2
$\begingroup$

I am practicing exam questions for my own exam in complex analysis. This was one I couldn't figure out.

Let $U = \mathbb{C} \setminus \{ x \in \mathbb{R} : x \leq 0 \} $ en let $\log : U \to \mathbb{C} $ be the usual holomorphic branch of the logarithm on $U$ with $\log (1) = 0$. Consider the function given by $f(z) = \log(z) - 4(z-2)^2$.

Q1: Show that $f$ has exactly two zeroes (including multiplicity) in the open disk $D(2,1) = \{ z \in \mathbb{C} : |z-2| < 1 \} $.

Q2: Show that $f$ has exactly two different zeroes in $D(2,1)$.

I strongly suspect we should use Rouché's Theorem for this. I tried to apply it by setting $h(z) = \log(z)$ and $g(z) = -4 (z-2)^2$. If $|z-2| = 1$, then $z = 2 + e^{it}$ with $t \in [0,2 \pi ) $. Then we have $|h(z)| = |\log(z)| \leq \log|z| = \log|2+e^{it}| \leq \log(|2| + |e^{it}|) = \log|2|\cdot \log|e^{it}| = \log(2) \cdot \log(1) = 0$.

Furthermore, we have $g(z) = |-4 (z-2)^2| = |-4| |z-2|^2 = 4$. So $|h(z)| < |g(z)|$ when $|z-2| = 1$. According to Rouché's Theorem, $f$ en $g$ have the same number of zeroes within $\{ |z-2| < 1 \}$, so we have to count the zeros of $g$ to find the number of zeroes of $f$. However, I can only find one zero of $g$, which is at $z=2$. Can you tell what's going wrong with my approach?

$\endgroup$
  • $\begingroup$ Don't forget to count the multiplicity of the zero of $g$ $\endgroup$ – user47693 Jun 17 '13 at 13:41
  • $\begingroup$ @LordBellington aha, the multiplicity of the zero of $g$ is two, so I guess I answered Q1 correctly after all. Do you know how to answer Q2? $\endgroup$ – Max Muller Jun 17 '13 at 13:46
4
$\begingroup$

Your estimate $|h(z)|\le 0$ (when $|z-2|=1$) cannot possibly be true: a nonconstant holomorphic function cannot be equal to zero on a circle. I marked the incorrect steps in red: $$|\log(z)| \color{red}{\leq} \log|z| = \log|2+e^{it}| \leq \log(|2| + |e^{it}|) \color{red}{=} \log|2|\cdot \log|e^{it}| = \log(2) \cdot \log(1) = 0$$

A correct estimate could look like $$|\log(z)| \le |\operatorname{Re} \log z| + |\operatorname{Im} \log z| = \log |z| + |\arg z| \le \log 3+ \pi/2 <3$$ which is not sharp but suffices for the application of Rouché's theorem, which settles Q1.

The question Q2 is less standard.

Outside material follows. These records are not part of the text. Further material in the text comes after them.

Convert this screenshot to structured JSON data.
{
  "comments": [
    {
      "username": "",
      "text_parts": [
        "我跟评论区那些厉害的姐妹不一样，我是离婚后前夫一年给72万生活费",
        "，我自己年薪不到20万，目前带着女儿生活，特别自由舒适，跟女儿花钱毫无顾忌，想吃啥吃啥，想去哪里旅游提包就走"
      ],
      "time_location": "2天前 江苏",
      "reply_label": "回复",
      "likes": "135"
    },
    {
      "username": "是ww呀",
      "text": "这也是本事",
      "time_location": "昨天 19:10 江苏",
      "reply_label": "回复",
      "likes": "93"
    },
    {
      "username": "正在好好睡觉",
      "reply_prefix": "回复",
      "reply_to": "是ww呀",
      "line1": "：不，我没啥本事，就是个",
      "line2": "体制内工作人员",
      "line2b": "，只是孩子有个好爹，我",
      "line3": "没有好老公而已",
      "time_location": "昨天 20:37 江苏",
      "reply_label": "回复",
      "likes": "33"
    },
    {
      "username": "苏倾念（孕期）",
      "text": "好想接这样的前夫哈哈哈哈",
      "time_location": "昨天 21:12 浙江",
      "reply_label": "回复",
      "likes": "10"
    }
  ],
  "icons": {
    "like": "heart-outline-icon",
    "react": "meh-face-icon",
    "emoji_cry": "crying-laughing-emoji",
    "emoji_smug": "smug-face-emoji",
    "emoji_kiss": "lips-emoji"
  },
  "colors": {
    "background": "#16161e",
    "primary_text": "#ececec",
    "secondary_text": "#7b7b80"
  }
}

One way to answer it is to observe that the real function $f(x)=\log x-4(x-2)^2$ has two distinct zeros on the interval $(1,3)$, because $f(1)<0$, $f(2)>0$, and $f(3)=\log 3-4<0$. Since we already know there are two zeros in $D(2,1)$ with multiplicity, there are no others.

$\endgroup$
  • $\begingroup$ Thanks! This is great. Someone mentioned one can answer Q2 by means of the deriviative of $f$, do you know how that might be useful? $\endgroup$ – Max Muller Jun 18 '13 at 14:09
  • 1
    $\begingroup$ @MaxMuller Yes, that is also an option. To solve Q2, we must rule out the possibility of a double zero. At a double zero of $f$, the derivative $f'(z)=z^{-1}-8(z-2)$ also vanishes. The equation $f'(z)=0$ is easy to solve with quadratic formula. One can find its only solution in $D(2,1)$ and check that $f$ does not turn to zero at that point. ... I considered this approach, but the one I gave in the answer seemed easier. $\endgroup$ – ˈjuː.zɚ79365 Jun 18 '13 at 14:12

Your Answer

By clicking “Post Your Answer”, you agree to our terms of service, privacy policy and cookie policy

Not the answer you're looking for? Browse other questions tagged or ask your own question.